TASK STATEMENT: Your response should give back each record exactly, word for word.

Data entries:
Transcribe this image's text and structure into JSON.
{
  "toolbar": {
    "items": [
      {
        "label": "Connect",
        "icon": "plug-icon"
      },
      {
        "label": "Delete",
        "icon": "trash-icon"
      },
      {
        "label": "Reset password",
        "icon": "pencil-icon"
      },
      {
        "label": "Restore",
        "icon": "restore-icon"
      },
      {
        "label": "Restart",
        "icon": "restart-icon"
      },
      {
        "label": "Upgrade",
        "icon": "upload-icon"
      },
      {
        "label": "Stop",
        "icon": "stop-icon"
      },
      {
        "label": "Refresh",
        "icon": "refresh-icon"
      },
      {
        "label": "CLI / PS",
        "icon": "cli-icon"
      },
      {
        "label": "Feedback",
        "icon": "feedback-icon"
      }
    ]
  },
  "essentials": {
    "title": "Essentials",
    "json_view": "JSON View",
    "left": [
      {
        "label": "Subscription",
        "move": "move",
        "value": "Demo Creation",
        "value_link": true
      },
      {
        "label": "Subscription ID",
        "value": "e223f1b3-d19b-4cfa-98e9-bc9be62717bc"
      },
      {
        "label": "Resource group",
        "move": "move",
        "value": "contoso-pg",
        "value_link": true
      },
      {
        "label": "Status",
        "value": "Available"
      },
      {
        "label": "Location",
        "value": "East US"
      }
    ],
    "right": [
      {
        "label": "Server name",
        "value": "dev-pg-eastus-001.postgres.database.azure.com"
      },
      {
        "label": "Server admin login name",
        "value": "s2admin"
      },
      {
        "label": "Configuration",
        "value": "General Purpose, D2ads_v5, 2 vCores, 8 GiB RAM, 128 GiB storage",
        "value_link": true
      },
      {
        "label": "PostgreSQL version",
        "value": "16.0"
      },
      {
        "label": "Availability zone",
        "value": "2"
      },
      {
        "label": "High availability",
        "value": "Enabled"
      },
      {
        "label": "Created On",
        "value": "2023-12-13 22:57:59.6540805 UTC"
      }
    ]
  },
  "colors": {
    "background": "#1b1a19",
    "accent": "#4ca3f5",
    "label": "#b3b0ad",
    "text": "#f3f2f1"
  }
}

SOLUTION TO THIS TASK:
Transcribe this image's text and structure into JSON.
{
  "toolbar": {
    "items": [
      {
        "label": "Connect",
        "icon": "plug-icon"
      },
      {
        "label": "Delete",
        "icon": "trash-icon"
      },
      {
        "label": "Reset password",
        "icon": "pencil-icon"
      },
      {
        "label": "Restore",
        "icon": "restore-icon"
      },
      {
        "label": "Restart",
        "icon": "restart-icon"
      },
      {
        "label": "Upgrade",
        "icon": "upload-icon"
      },
      {
        "label": "Stop",
        "icon": "stop-icon"
      },
      {
        "label": "Refresh",
        "icon": "refresh-icon"
      },
      {
        "label": "CLI / PS",
        "icon": "cli-icon"
      },
      {
        "label": "Feedback",
        "icon": "feedback-icon"
      }
    ]
  },
  "essentials": {
    "title": "Essentials",
    "json_view": "JSON View",
    "left": [
      {
        "label": "Subscription",
        "move": "move",
        "value": "Demo Creation",
        "value_link": true
      },
      {
        "label": "Subscription ID",
        "value": "e223f1b3-d19b-4cfa-98e9-bc9be62717bc"
      },
      {
        "label": "Resource group",
        "move": "move",
        "value": "contoso-pg",
        "value_link": true
      },
      {
        "label": "Status",
        "value": "Available"
      },
      {
        "label": "Location",
        "value": "East US"
      }
    ],
    "right": [
      {
        "label": "Server name",
        "value": "dev-pg-eastus-001.postgres.database.azure.com"
      },
      {
        "label": "Server admin login name",
        "value": "s2admin"
      },
      {
        "label": "Configuration",
        "value": "General Purpose, D2ads_v5, 2 vCores, 8 GiB RAM, 128 GiB storage",
        "value_link": true
      },
      {
        "label": "PostgreSQL version",
        "value": "16.0"
      },
      {
        "label": "Availability zone",
        "value": "2"
      },
      {
        "label": "High availability",
        "value": "Enabled"
      },
      {
        "label": "Created On",
        "value": "2023-12-13 22:57:59.6540805 UTC"
      }
    ]
  },
  "colors": {
    "background": "#1b1a19",
    "accent": "#4ca3f5",
    "label": "#b3b0ad",
    "text": "#f3f2f1"
  }
}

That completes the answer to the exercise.